Arriving at this moment of transition required countrywide shutdowns, soaring unemployment and devastating blows to our economy and mental health. All that effort was supposed to buy us time to think, plan and prepare, said Irwin Redlener, director of Columbia University's National Center for Disaster Preparedness.
"What's concerning is that I don't see any signs the federal government has learned any lessons and is doing anything differently to prepare for the next waves," he said.
Each of the "hundreds of cities and counties reopening" is like "a mini laboratory yielding valuable data on what will work against the virus in coming years." But the federal government has done nothing to help capture or interpret that data.
And you don't hear a word from Washington about the long-term changes that the virus may necessitate — things like doors that don't require grasping a handle, traffic signals that pedestrians don't have to push, robots for meatpacking plants, routine diagnostic tests, and mandatory paid sick leave.
I wish more opinion writers had done what the USA Today editorial board did this week, using the passing of a somber threshold to judge Trump. The board wrote:
Now, with more than 100,000 Americans dead from the coronavirus epidemic and large sectors of the economy on life support, it's time to assess whether the president has lived up to his obligation and responsibility.
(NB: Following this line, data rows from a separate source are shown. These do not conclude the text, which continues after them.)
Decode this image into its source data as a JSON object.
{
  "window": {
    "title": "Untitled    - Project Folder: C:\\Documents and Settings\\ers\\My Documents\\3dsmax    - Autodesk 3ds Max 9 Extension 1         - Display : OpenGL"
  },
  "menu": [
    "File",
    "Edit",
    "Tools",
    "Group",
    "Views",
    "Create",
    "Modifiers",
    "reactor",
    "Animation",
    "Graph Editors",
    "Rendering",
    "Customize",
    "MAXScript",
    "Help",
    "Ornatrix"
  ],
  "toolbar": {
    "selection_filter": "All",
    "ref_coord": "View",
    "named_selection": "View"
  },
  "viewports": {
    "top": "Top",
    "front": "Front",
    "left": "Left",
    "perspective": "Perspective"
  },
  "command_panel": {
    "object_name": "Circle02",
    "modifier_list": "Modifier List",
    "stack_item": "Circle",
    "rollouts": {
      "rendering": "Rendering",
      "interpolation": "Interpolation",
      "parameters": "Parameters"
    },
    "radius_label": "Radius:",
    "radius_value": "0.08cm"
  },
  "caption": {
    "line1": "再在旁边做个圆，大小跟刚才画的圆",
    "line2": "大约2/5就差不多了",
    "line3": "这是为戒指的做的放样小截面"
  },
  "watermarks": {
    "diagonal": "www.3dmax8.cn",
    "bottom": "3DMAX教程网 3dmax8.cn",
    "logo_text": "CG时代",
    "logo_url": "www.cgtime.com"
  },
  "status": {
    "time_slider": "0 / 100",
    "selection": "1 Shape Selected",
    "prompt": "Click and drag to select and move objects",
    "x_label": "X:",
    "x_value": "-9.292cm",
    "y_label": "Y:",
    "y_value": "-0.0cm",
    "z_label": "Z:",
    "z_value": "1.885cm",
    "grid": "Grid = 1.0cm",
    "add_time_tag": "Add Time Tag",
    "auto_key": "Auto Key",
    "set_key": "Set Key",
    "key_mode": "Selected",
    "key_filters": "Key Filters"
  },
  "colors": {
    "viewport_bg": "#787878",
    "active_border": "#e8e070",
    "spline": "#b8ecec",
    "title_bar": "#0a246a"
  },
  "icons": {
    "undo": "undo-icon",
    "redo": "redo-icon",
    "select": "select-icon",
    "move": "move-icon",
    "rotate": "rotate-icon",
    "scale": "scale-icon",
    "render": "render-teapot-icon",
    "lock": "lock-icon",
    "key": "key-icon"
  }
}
The inescapable conclusion is that he has not. Some disarray is inevitable during a rapidly evolving crisis, and COVID-19 is the worst health disaster the world has faced in a century. But Trump has compounded the damage by undermining his administration's scientists, heralding a risky antimalarial drug as a potential coronavirus game changer, ruminating about injecting patients with disinfectants, promoting magical thinking about the virus disappearing, and refusing to lead by example by wearing a mask in public….
Nearly five months into 2020, the president continues to claim vast authority while shuffling responsibility off to state and local officials. Even as Trump pushes for reopening businesses, schools and churches, the nation lacks the sort of comprehensive testing, tracing and isolating framework that public health officials say is needed to suppress outbreaks until there's a vaccine or cure.
Trump, himself, has almost completely ignored the passing of the threshold. Ashley Parker noted in the Washington Post on Thursday that he "has focused much of his time in recent days on matters other than the coronavirus," for instance by spending the Memorial Day weekend playing golf and "attacking rivals in deeply personal and at times sexist terms."
But that doesn't mean that political reporters should follow his lead.
Mehdi Hasan of the Intercept asked a heart-breaking question on Wednesday: "We have normalized a multiplicity of Trumpian excesses, abuses, and crimes over the past three and a half years. Will we now normalize mass deaths too?"
The answer from news organizations should be a resounding "No."